Their bedroom door burst open, the door frame splintering at the knob.
“Hands up! Don’t move!” a deep voice said.
Carla screamed, throwing her hands in the air.
Eddie remained bent over, searching for his daughter. Pieces of glass nicked his fingers, and he gagged at the dense cloud of smoke. He found his daughter’s stomach and scooped her up and shielded her close to his chest.
“I said, hands up! Where I can see them!”
In between hysterics Carla said, “That’s my fiance. He has our daughter. He has—.”
Eddie heard a click.
His daughter shrieking into his chest.
The squeak of the bed frame while Carla screamed.
Boom that pounded his right shoulder blade. He dropped to his knee, twisting, collapsing to his back, still holding his inconsolable daughter. A figure in a black helmet, black fatigues and body armor stood above him, pointing the shotgun at his face. Dizzy at the lack of air, Eddie struggled to raise his head. Carla jumped out of bed, and a second black clad figure wrapped an arm around her waist and restrained her. He looked at his daughter, her face beet red but blemish free. She continued to wail. Eddie couldn’t help but think she screams like her mother.
On their couch in the living room, the EMT immobilized Eddie’s arm in a sling as a precaution. The bean bag round left a welt the size of a fist on his shoulder, but nothing serious. His eyes still burned not just from the smoke, but from the realization of why everything occurred.
While he was being examined, a pale man with a bad hair cut approached him. “Remember me?”
He no longer wore the comic book t-shirt, but a flak jacket and a DEA badge dangled around his neck. Eddie only stared. Carla sat next to him, rocking Marguerite, now quiet, in her arms.

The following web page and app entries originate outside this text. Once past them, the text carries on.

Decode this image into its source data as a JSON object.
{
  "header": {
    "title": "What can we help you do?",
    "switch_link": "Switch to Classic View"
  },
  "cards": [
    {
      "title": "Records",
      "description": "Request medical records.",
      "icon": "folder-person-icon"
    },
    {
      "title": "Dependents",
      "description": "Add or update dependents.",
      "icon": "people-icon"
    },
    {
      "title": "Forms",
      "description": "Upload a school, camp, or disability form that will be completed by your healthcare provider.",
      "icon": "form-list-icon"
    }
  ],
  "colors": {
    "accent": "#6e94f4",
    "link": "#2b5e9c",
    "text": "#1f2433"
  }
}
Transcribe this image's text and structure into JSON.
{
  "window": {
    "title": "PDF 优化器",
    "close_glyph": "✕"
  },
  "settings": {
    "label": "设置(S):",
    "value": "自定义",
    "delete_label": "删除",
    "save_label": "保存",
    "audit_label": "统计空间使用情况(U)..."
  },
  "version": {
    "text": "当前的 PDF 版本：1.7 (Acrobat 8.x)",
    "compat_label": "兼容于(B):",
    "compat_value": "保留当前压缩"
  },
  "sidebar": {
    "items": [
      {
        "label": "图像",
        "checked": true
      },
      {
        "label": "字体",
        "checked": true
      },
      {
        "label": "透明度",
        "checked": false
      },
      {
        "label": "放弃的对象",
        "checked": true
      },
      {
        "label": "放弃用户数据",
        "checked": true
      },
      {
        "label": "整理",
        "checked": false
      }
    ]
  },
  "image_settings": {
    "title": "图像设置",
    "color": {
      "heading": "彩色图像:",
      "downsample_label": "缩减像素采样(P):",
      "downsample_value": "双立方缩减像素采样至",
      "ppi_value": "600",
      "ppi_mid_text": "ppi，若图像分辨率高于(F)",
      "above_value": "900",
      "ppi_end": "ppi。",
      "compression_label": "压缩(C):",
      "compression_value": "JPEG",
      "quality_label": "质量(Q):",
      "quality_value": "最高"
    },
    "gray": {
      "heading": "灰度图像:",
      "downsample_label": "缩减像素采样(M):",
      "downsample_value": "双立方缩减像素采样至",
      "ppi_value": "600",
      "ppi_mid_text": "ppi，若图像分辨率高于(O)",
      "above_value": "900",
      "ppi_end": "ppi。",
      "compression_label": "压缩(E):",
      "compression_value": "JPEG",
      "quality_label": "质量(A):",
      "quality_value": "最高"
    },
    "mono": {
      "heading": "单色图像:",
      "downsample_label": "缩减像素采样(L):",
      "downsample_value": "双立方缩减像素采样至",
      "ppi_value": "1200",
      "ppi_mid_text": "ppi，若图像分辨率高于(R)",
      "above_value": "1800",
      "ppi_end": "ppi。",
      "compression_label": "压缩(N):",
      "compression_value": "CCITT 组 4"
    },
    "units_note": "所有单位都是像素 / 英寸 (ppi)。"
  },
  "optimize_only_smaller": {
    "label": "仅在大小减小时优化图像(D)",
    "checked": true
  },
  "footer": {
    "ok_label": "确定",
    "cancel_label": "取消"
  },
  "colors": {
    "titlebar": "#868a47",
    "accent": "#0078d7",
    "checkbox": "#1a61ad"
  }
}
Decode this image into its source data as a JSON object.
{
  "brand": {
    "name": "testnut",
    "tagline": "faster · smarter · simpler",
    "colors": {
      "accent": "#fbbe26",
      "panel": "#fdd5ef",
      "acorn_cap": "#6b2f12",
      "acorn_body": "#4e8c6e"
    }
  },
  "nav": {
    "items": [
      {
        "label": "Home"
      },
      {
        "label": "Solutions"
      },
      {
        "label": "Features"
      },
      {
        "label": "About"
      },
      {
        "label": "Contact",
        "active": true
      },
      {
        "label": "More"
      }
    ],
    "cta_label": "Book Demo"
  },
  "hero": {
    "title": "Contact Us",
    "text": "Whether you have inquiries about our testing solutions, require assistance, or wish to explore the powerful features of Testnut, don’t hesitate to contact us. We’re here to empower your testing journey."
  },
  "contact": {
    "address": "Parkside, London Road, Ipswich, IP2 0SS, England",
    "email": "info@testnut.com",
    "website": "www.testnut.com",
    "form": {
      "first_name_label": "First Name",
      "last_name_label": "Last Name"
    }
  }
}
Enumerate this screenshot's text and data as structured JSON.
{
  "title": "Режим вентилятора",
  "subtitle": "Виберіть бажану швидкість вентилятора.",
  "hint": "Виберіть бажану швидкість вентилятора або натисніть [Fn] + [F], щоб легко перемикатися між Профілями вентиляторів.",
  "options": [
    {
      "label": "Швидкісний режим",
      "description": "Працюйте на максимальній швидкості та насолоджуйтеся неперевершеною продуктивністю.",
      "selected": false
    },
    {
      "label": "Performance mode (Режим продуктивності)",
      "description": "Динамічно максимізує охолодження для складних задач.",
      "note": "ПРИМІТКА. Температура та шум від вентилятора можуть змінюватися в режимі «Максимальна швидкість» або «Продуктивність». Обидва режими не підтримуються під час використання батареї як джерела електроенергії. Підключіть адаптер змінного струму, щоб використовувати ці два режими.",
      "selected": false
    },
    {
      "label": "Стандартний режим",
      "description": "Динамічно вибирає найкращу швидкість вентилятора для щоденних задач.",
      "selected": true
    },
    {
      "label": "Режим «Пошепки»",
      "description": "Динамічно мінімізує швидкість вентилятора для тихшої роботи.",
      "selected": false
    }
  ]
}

“Okay then. Your brother, Juan, he’s a pretty notorious drug dealer in this neighborhood. More than that, even.”
“We set up that shop hoping to net someone in his hood with ties to him. We lucked out it was you, his brother.”
The screen and the upgrade. The bugged his phone. How many others did they net?
“You nearly killed our daughter,” Carla said.
“And your daughter is fine.”
Eddie sat back, stunned. The man had no clue what occurred.
“Juan will be taken into custody, and we’ll be gone once we’re done searching for evidence.”
“Evidence,” Eddie said. What evidence could there be? Did Juan leave things in their apartment regularly? This was how the justice system worked? If so, it was messed up. He rubbed his head with his free hand, “What about the broken window? There’s glass all over the crib.”
“That’s something the DEA doesn’t fix. You’ll have to do that yourself.”
Eddie wanted to snap the badge off his neck and crack it in two.